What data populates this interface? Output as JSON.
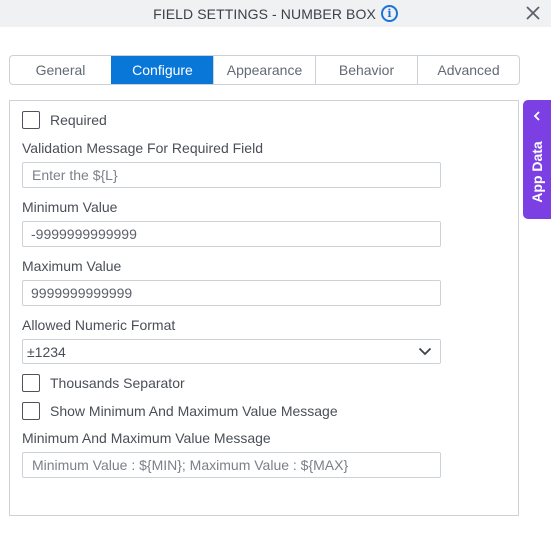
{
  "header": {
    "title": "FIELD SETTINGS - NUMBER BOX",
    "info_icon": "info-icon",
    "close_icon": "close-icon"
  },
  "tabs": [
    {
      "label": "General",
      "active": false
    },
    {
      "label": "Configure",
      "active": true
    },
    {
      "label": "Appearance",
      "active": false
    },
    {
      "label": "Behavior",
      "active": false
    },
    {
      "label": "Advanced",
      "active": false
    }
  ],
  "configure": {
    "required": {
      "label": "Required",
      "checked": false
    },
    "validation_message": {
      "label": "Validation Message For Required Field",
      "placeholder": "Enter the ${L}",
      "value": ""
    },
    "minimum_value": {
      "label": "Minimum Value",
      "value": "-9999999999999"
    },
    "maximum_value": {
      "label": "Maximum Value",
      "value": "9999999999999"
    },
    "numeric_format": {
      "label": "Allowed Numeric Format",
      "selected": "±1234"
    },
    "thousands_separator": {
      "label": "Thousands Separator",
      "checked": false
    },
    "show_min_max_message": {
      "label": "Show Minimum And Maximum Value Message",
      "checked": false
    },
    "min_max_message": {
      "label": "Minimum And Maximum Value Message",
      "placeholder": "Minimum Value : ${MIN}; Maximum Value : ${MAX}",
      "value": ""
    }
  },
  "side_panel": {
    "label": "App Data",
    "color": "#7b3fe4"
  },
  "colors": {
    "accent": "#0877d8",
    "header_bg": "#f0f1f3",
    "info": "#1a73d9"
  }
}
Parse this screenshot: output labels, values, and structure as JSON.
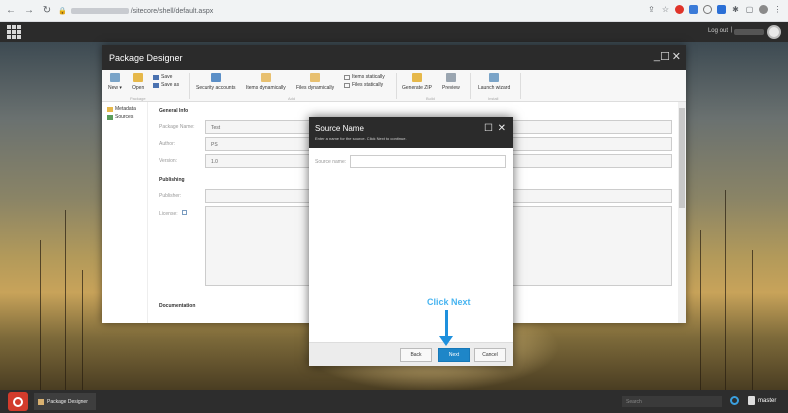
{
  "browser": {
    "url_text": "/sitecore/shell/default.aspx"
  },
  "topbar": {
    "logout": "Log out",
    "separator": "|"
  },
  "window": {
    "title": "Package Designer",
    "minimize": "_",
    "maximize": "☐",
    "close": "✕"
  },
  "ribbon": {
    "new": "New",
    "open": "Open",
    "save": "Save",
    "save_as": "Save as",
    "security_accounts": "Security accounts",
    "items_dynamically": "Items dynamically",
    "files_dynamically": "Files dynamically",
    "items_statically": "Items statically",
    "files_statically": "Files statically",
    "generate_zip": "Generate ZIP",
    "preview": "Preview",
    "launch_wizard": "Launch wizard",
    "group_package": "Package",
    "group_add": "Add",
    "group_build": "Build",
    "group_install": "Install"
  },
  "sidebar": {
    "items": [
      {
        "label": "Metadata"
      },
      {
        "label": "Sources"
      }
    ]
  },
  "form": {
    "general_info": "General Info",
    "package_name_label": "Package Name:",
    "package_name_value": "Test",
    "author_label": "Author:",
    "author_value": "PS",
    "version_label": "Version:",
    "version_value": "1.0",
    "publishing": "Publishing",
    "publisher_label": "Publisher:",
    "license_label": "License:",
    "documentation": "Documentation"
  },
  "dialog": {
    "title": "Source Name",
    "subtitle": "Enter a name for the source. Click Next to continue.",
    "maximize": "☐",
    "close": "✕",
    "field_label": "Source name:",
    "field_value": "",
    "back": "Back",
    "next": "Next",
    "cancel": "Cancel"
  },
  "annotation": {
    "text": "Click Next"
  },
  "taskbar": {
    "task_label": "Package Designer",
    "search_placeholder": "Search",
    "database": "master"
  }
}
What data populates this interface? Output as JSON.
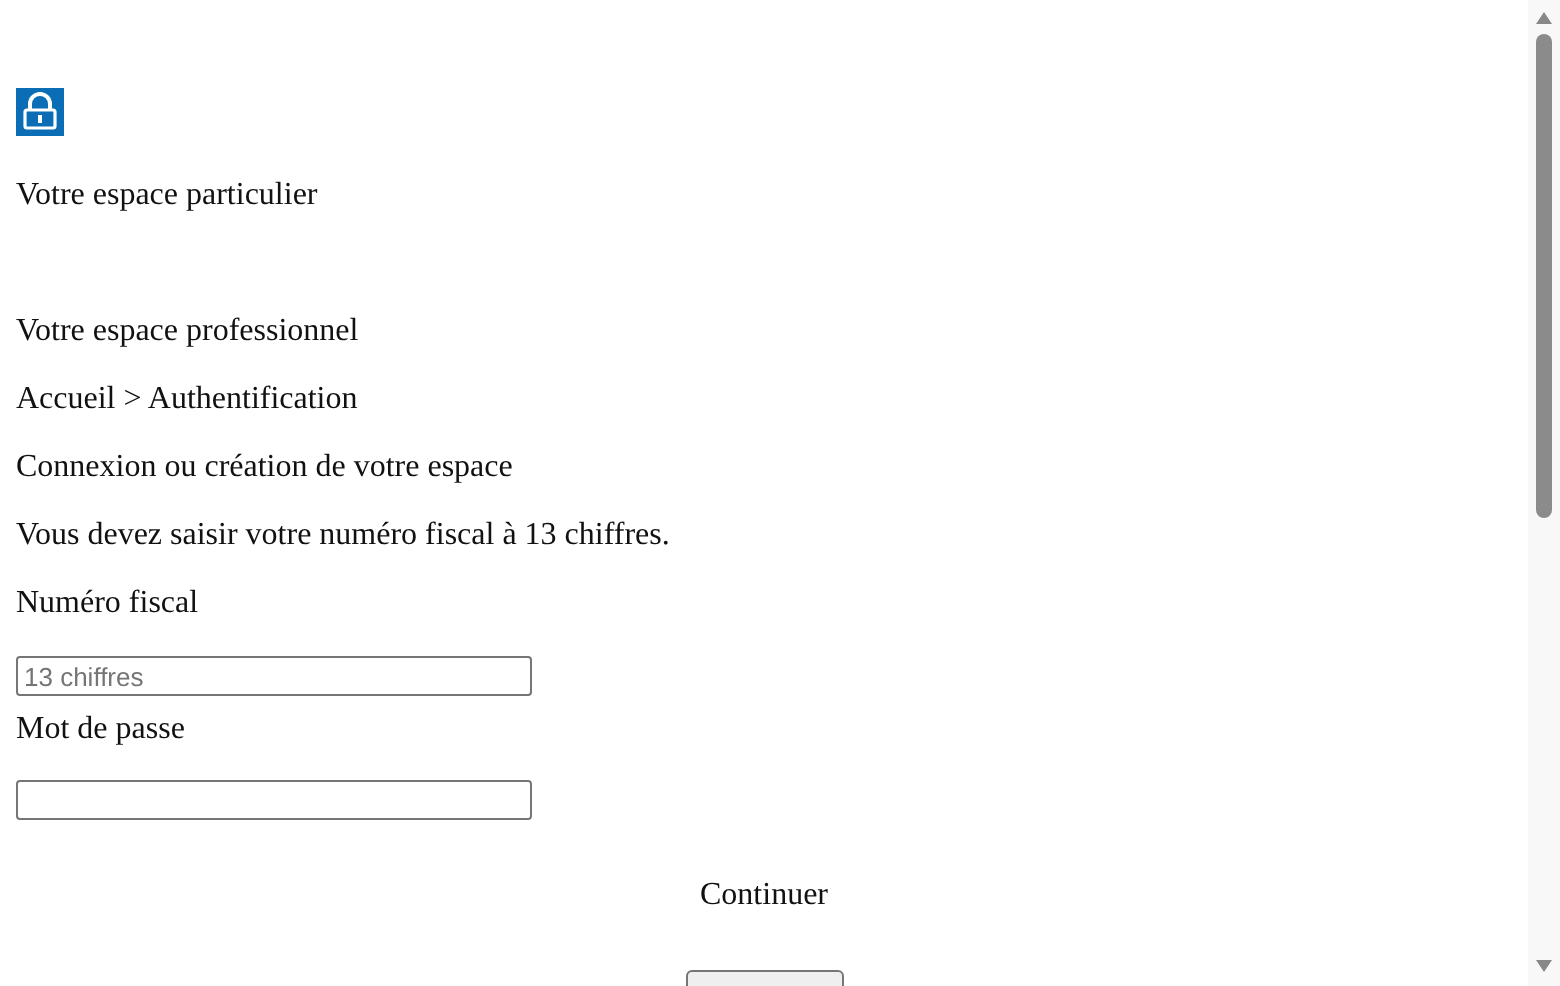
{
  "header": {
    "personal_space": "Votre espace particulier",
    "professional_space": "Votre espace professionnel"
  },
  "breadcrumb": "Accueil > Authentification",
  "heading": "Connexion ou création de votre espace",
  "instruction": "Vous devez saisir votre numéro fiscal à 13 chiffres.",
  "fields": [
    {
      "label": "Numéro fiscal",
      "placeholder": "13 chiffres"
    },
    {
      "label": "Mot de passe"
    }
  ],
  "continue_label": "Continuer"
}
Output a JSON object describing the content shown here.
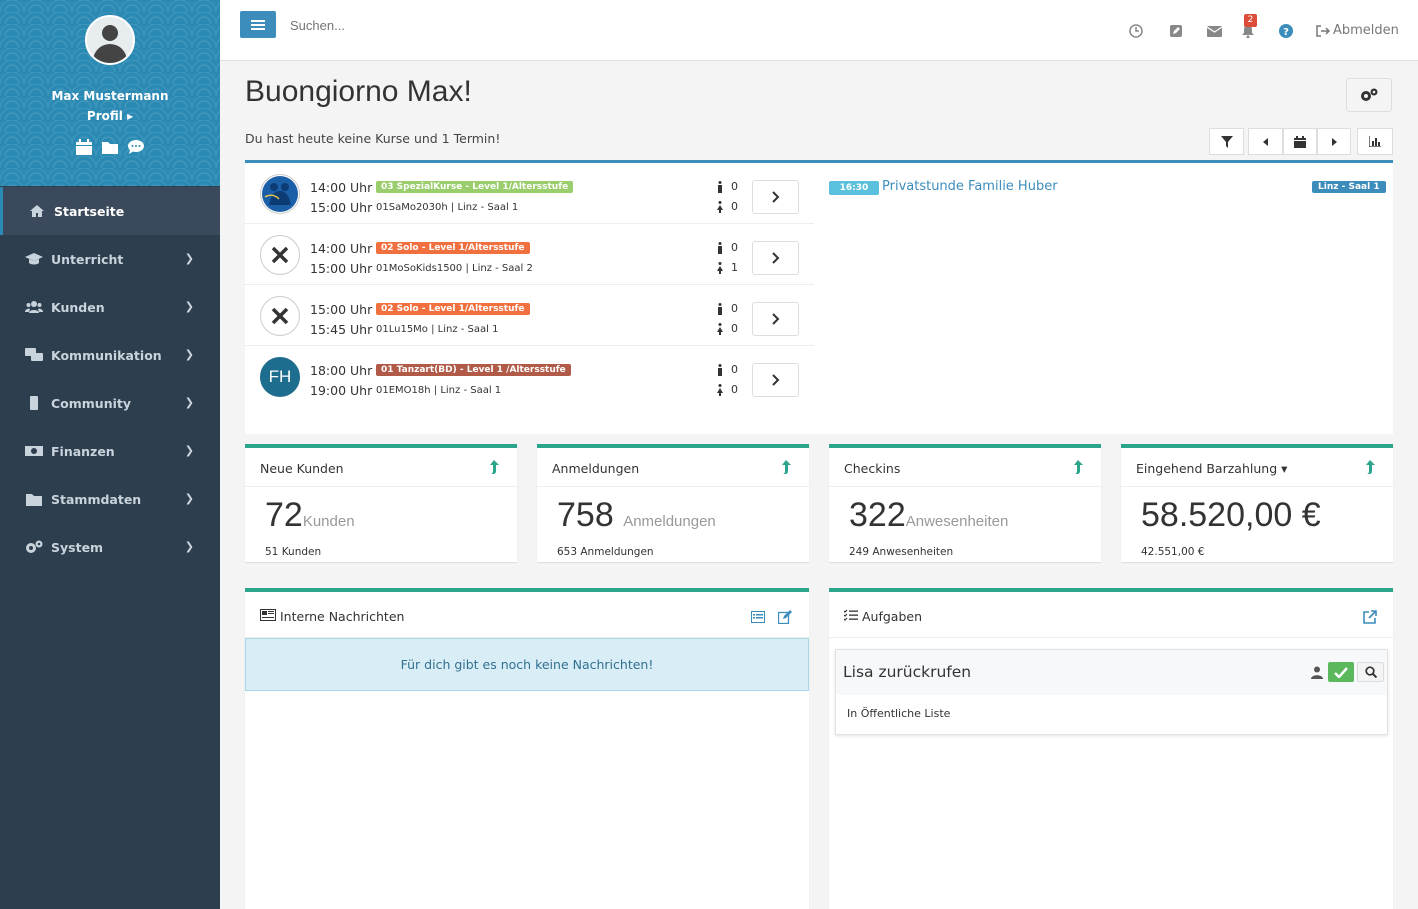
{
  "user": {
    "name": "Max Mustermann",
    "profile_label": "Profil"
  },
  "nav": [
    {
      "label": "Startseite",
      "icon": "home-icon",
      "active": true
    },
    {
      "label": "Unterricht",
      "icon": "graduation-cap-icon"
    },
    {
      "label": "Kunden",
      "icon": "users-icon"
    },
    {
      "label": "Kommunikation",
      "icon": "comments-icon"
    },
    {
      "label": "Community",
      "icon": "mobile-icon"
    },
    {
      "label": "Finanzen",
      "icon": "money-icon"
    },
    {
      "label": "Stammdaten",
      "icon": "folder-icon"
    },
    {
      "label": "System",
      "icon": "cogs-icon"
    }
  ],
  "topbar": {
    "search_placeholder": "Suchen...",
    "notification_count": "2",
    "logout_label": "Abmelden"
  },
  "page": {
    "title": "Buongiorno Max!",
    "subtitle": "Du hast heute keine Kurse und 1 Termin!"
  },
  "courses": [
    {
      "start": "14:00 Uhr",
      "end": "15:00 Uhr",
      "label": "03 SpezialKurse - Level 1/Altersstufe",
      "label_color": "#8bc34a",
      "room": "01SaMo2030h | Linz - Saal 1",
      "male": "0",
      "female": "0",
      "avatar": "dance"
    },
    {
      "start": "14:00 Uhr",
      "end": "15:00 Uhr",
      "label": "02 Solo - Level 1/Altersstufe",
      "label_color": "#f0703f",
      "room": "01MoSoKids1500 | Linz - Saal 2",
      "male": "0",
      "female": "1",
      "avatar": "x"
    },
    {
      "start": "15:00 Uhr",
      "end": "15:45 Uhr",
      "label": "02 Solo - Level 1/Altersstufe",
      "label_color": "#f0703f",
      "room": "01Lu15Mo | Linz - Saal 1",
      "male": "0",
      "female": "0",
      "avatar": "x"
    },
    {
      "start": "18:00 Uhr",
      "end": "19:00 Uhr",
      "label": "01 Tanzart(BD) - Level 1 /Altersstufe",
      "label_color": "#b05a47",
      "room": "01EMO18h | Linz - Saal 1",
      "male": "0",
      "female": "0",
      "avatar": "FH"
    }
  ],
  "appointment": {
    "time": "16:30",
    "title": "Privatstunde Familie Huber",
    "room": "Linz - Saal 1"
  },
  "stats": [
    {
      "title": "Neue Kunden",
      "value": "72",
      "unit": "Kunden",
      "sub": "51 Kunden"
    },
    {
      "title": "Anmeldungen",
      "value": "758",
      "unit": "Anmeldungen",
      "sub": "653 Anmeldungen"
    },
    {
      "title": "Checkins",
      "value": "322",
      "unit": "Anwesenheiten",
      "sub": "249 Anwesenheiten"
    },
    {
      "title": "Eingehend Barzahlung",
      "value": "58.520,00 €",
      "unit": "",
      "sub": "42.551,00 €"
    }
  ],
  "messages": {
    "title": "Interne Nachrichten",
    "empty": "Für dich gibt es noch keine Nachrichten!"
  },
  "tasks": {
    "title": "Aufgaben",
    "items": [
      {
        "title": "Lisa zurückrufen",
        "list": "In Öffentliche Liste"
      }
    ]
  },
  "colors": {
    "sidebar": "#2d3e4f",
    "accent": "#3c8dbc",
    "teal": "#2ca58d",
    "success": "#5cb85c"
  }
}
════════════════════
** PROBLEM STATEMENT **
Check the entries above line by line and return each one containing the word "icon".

** ANSWER **
    "info_icon": "info-icon",
    "close_icon": "close-icon"
      "icon": "home-icon",
      "icon": "graduation-cap-icon"
      "icon": "users-icon"
      "icon": "comments-icon"
      "icon": "mobile-icon"
      "icon": "money-icon"
      "icon": "folder-icon"
      "icon": "cogs-icon"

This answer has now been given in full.